▸ **Work order**
Search the data for the string "edit" and copy each line in which it appears.

[Dataset records]
================================

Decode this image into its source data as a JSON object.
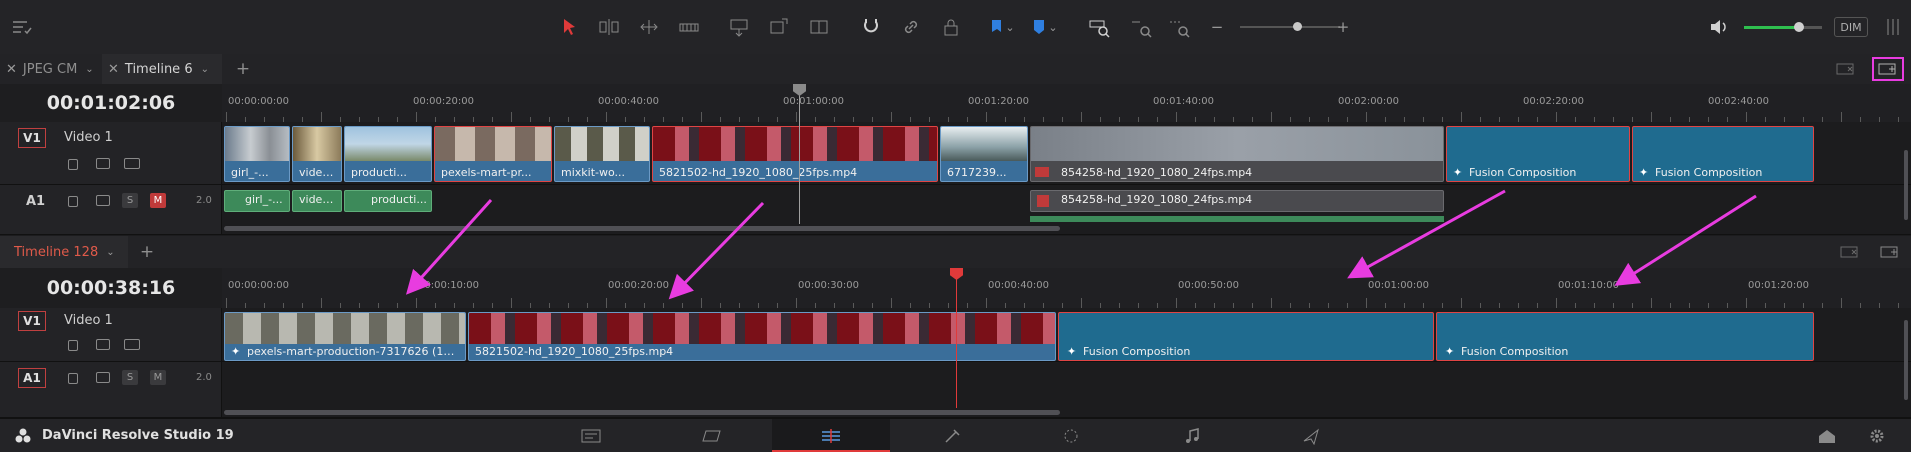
{
  "toolbar": {
    "icons": [
      "layout-icon",
      "pointer-icon",
      "trim-icon",
      "dynamic-trim-icon",
      "blade-icon",
      "insert-icon",
      "overwrite-icon",
      "replace-icon",
      "snapping-icon",
      "link-icon",
      "lock-icon",
      "flag-icon",
      "marker-icon",
      "zoom-full-icon",
      "zoom-detail-icon",
      "zoom-custom-icon",
      "volume-icon",
      "mixer-icon"
    ],
    "zoom_minus": "−",
    "zoom_plus": "+",
    "dim_label": "DIM",
    "accent_color": "#e03a3a"
  },
  "upper_timeline": {
    "tabs": [
      {
        "label": "JPEG CM"
      },
      {
        "label": "Timeline 6"
      }
    ],
    "add_tab": "+",
    "timecode": "00:01:02:06",
    "ruler_labels": [
      "00:00:00:00",
      "00:00:20:00",
      "00:00:40:00",
      "00:01:00:00",
      "00:01:20:00",
      "00:01:40:00",
      "00:02:00:00",
      "00:02:20:00",
      "00:02:40:00"
    ],
    "video_track": {
      "badge": "V1",
      "name": "Video 1"
    },
    "audio_track": {
      "badge": "A1",
      "solo": "S",
      "mute": "M",
      "level": "2.0"
    },
    "video_clips": [
      {
        "label": "girl_-..."
      },
      {
        "label": "video ..."
      },
      {
        "label": "producti..."
      },
      {
        "label": "pexels-mart-pr..."
      },
      {
        "label": "mixkit-wo..."
      },
      {
        "label": "5821502-hd_1920_1080_25fps.mp4"
      },
      {
        "label": "6717239..."
      },
      {
        "label": "854258-hd_1920_1080_24fps.mp4"
      },
      {
        "label": "Fusion Composition"
      },
      {
        "label": "Fusion Composition"
      }
    ],
    "audio_clips": [
      {
        "label": "girl_-..."
      },
      {
        "label": "video ..."
      },
      {
        "label": "producti..."
      },
      {
        "label": "854258-hd_1920_1080_24fps.mp4"
      }
    ]
  },
  "lower_timeline": {
    "tab": {
      "label": "Timeline 128"
    },
    "add_tab": "+",
    "timecode": "00:00:38:16",
    "ruler_labels": [
      "00:00:00:00",
      "00:00:10:00",
      "00:00:20:00",
      "00:00:30:00",
      "00:00:40:00",
      "00:00:50:00",
      "00:01:00:00",
      "00:01:10:00",
      "00:01:20:00"
    ],
    "video_track": {
      "badge": "V1",
      "name": "Video 1"
    },
    "audio_track": {
      "badge": "A1",
      "solo": "S",
      "mute": "M",
      "level": "2.0"
    },
    "video_clips": [
      {
        "label": "pexels-mart-production-7317626 (1080..."
      },
      {
        "label": "5821502-hd_1920_1080_25fps.mp4"
      },
      {
        "label": "Fusion Composition"
      },
      {
        "label": "Fusion Composition"
      }
    ]
  },
  "annotation_arrow_color": "#e83ce0",
  "bottom_bar": {
    "app_name": "DaVinci Resolve Studio 19",
    "pages": [
      "media-page-icon",
      "cut-page-icon",
      "edit-page-icon",
      "fusion-page-icon",
      "color-page-icon",
      "fairlight-page-icon",
      "deliver-page-icon"
    ],
    "active_page": "edit-page-icon"
  }
}
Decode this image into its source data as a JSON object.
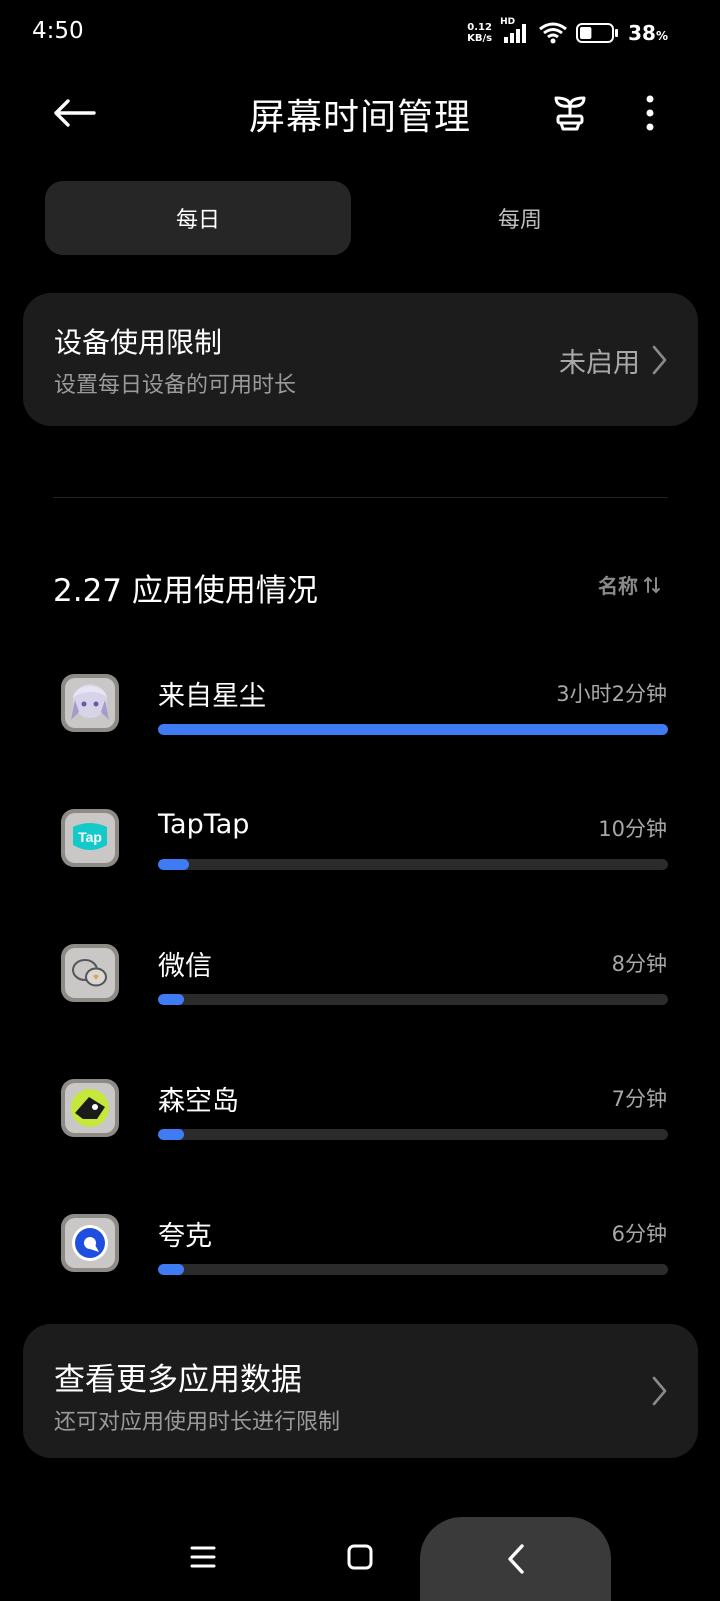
{
  "status_bar": {
    "time": "4:50",
    "net_speed_value": "0.12",
    "net_speed_unit": "KB/s",
    "signal_label": "HD",
    "battery_percent": "38",
    "battery_unit": "%",
    "battery_level": 0.38
  },
  "header": {
    "title": "屏幕时间管理"
  },
  "tabs": [
    {
      "label": "每日",
      "selected": true
    },
    {
      "label": "每周",
      "selected": false
    }
  ],
  "device_limit": {
    "title": "设备使用限制",
    "subtitle": "设置每日设备的可用时长",
    "status": "未启用"
  },
  "usage": {
    "title": "2.27 应用使用情况",
    "sort_label": "名称"
  },
  "apps": [
    {
      "name": "来自星尘",
      "time": "3小时2分钟",
      "fraction": 1.0
    },
    {
      "name": "TapTap",
      "time": "10分钟",
      "fraction": 0.06
    },
    {
      "name": "微信",
      "time": "8分钟",
      "fraction": 0.05
    },
    {
      "name": "森空岛",
      "time": "7分钟",
      "fraction": 0.05
    },
    {
      "name": "夸克",
      "time": "6分钟",
      "fraction": 0.05
    }
  ],
  "more": {
    "title": "查看更多应用数据",
    "subtitle": "还可对应用使用时长进行限制"
  },
  "colors": {
    "accent": "#3f7cf4",
    "background": "#000000",
    "card": "#1c1c1c"
  }
}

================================

▸ **Response area**
      "edit-page-icon",
    "active_page": "edit-page-icon"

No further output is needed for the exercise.